If you would like more information about this book the please contact Pam directly.
Br Professor Peter Case.
It’s with great sadness that we announce that our long-time colleague, Dr Robert French, passed away peacefully on Friday 5th January. A dedicated scholar and teacher, Robert joined UWE (then Bristol Polytechnic) more than thirty years ago, having spent the early part of his career in secondary school education. Robert was a remarkable man and someone whom we all valued greatly as a colleague.
A handsome and physically impressive figure, I shall always remember the intellectual acuity and creativity he brought to the many academic collaborations we engaged in together. He was ever a font of intellectual insight and wisdom, as well as someone whose great learning was admired and respected by all who knew him. He and I shared a great passion and interest in matters philosophical, publishing several articles and book chapters in collaboration with Dr Peter Simpson on the themes of workplace spirituality and leadership philosophy. We also wrote on the topic of ‘friend and betrayal’ jointly with professor Jonathan Gosling of Exeter University.
I’m sure that Robert’s deep Christian faith would have been a source of confidence and assurance as he faced the challenges that his illness presented him with, particularly in the latter stages.

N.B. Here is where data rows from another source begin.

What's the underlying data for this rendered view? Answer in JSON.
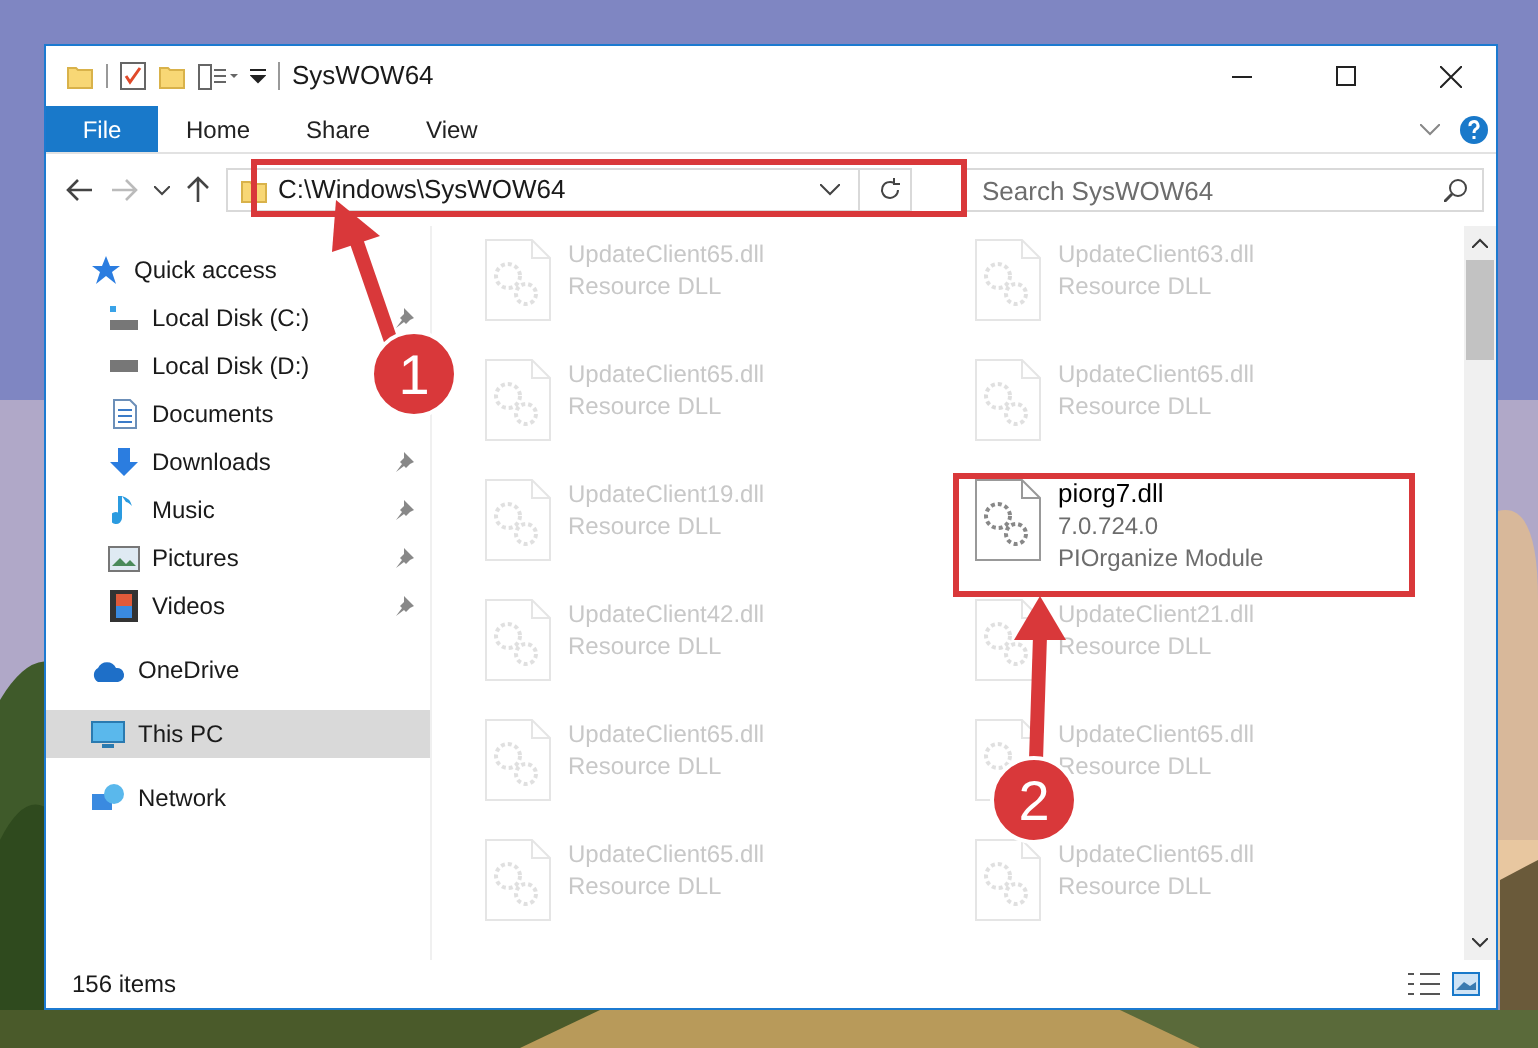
{
  "window": {
    "title": "SysWOW64"
  },
  "ribbon_tabs": [
    {
      "label": "File",
      "selected": true
    },
    {
      "label": "Home",
      "selected": false
    },
    {
      "label": "Share",
      "selected": false
    },
    {
      "label": "View",
      "selected": false
    }
  ],
  "address_bar": {
    "path": "C:\\Windows\\SysWOW64"
  },
  "search": {
    "placeholder": "Search SysWOW64"
  },
  "sidebar": {
    "items": [
      {
        "label": "Quick access",
        "kind": "star",
        "selected": false,
        "children": [
          {
            "label": "Local Disk (C:)",
            "kind": "system-drive",
            "pinned": true
          },
          {
            "label": "Local Disk (D:)",
            "kind": "drive",
            "pinned": false
          },
          {
            "label": "Documents",
            "kind": "documents",
            "pinned": false
          },
          {
            "label": "Downloads",
            "kind": "downloads",
            "pinned": true
          },
          {
            "label": "Music",
            "kind": "music",
            "pinned": true
          },
          {
            "label": "Pictures",
            "kind": "pictures",
            "pinned": true
          },
          {
            "label": "Videos",
            "kind": "videos",
            "pinned": true
          }
        ]
      },
      {
        "label": "OneDrive",
        "kind": "cloud",
        "selected": false
      },
      {
        "label": "This PC",
        "kind": "pc",
        "selected": true
      },
      {
        "label": "Network",
        "kind": "network",
        "selected": false
      }
    ]
  },
  "files": [
    {
      "name": "UpdateClient65.dll",
      "lines": [
        "Resource DLL"
      ],
      "dimmed": true
    },
    {
      "name": "UpdateClient63.dll",
      "lines": [
        "Resource DLL"
      ],
      "dimmed": true
    },
    {
      "name": "UpdateClient65.dll",
      "lines": [
        "Resource DLL"
      ],
      "dimmed": true
    },
    {
      "name": "UpdateClient65.dll",
      "lines": [
        "Resource DLL"
      ],
      "dimmed": true
    },
    {
      "name": "UpdateClient19.dll",
      "lines": [
        "Resource DLL"
      ],
      "dimmed": true
    },
    {
      "name": "piorg7.dll",
      "lines": [
        "7.0.724.0",
        "PIOrganize Module"
      ],
      "dimmed": false
    },
    {
      "name": "UpdateClient42.dll",
      "lines": [
        "Resource DLL"
      ],
      "dimmed": true
    },
    {
      "name": "UpdateClient21.dll",
      "lines": [
        "Resource DLL"
      ],
      "dimmed": true
    },
    {
      "name": "UpdateClient65.dll",
      "lines": [
        "Resource DLL"
      ],
      "dimmed": true
    },
    {
      "name": "UpdateClient65.dll",
      "lines": [
        "Resource DLL"
      ],
      "dimmed": true
    },
    {
      "name": "UpdateClient65.dll",
      "lines": [
        "Resource DLL"
      ],
      "dimmed": true
    },
    {
      "name": "UpdateClient65.dll",
      "lines": [
        "Resource DLL"
      ],
      "dimmed": true
    }
  ],
  "status_bar": {
    "count": "156 items"
  },
  "annotations": [
    {
      "label": "1"
    },
    {
      "label": "2"
    }
  ]
}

I shall miss our regular conversations – often in the company of Peter Simpson – very much indeed. I shall also miss his joie de vivre and wry wit; the broad smile that he greeted one with was invariably the source of joy and uplift.

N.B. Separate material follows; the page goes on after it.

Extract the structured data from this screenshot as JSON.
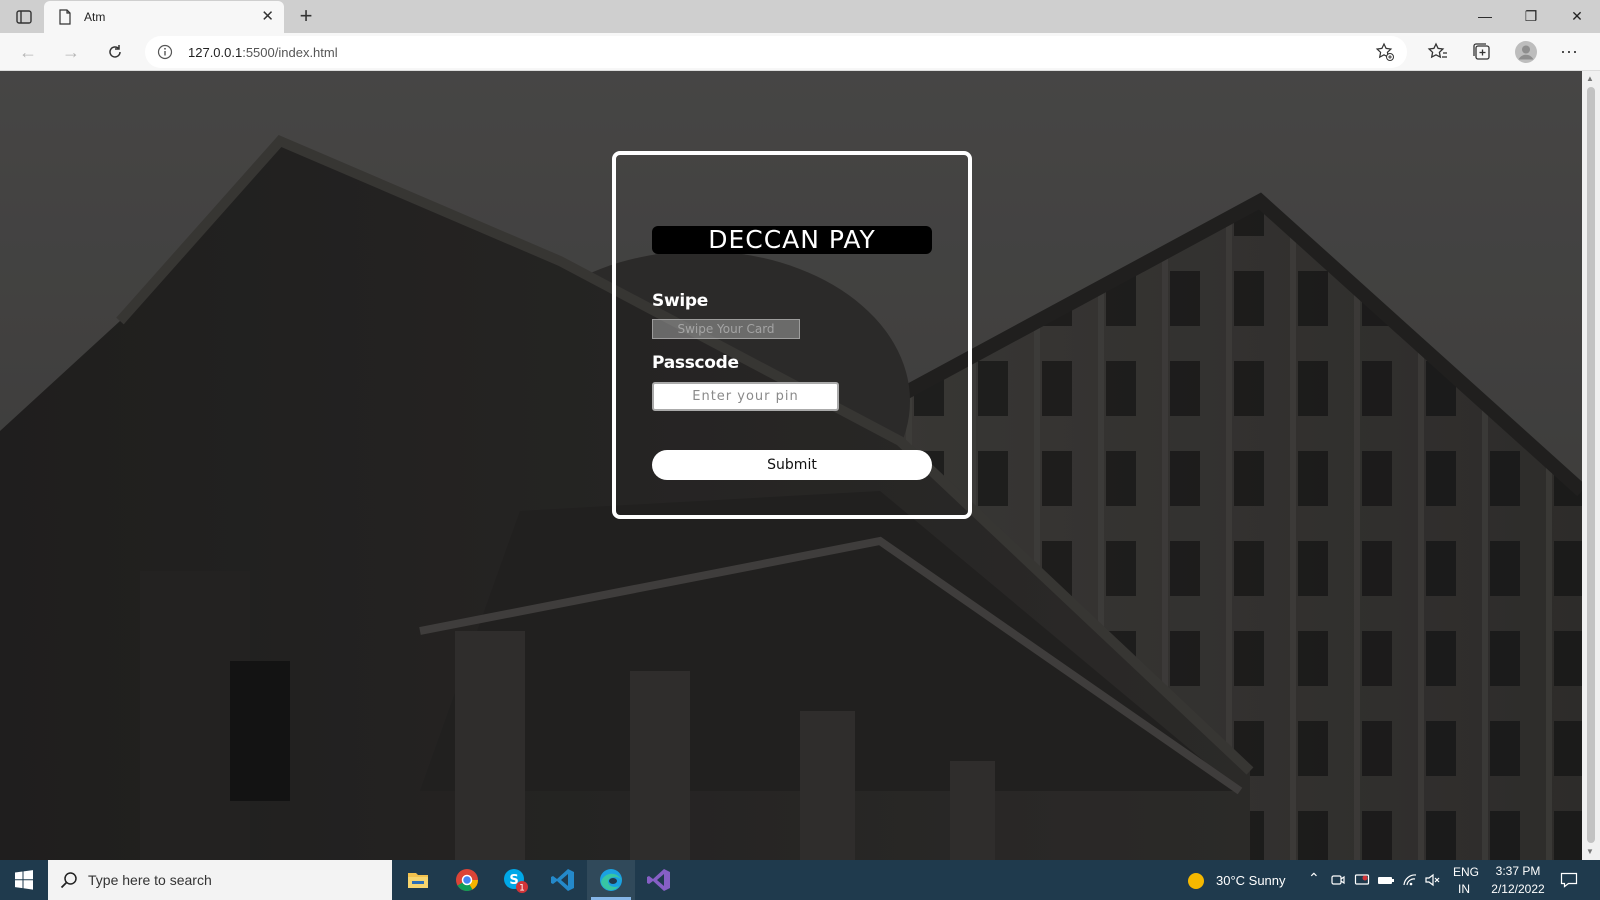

There was often a mischievous aspect to his humour. I remember well the way he once drew me in with the following joke: ‘Peter’, he said, ‘you know, of course, that Proudhon and his anarchist compatriots only ever drank herbal tea’. Believing him to be relating an established historical fact, in my naivety I replied ‘No, why on earth was that?’. ‘Because proper-tea [property] is theft!’, came the swift retort.
It was an honour and privilege to have known Robert and spend time in his generous presence. I and all my colleagues in the Organization Studies department at UWE shall miss him greatly.
Please follow the links below to view some of Robert’s work: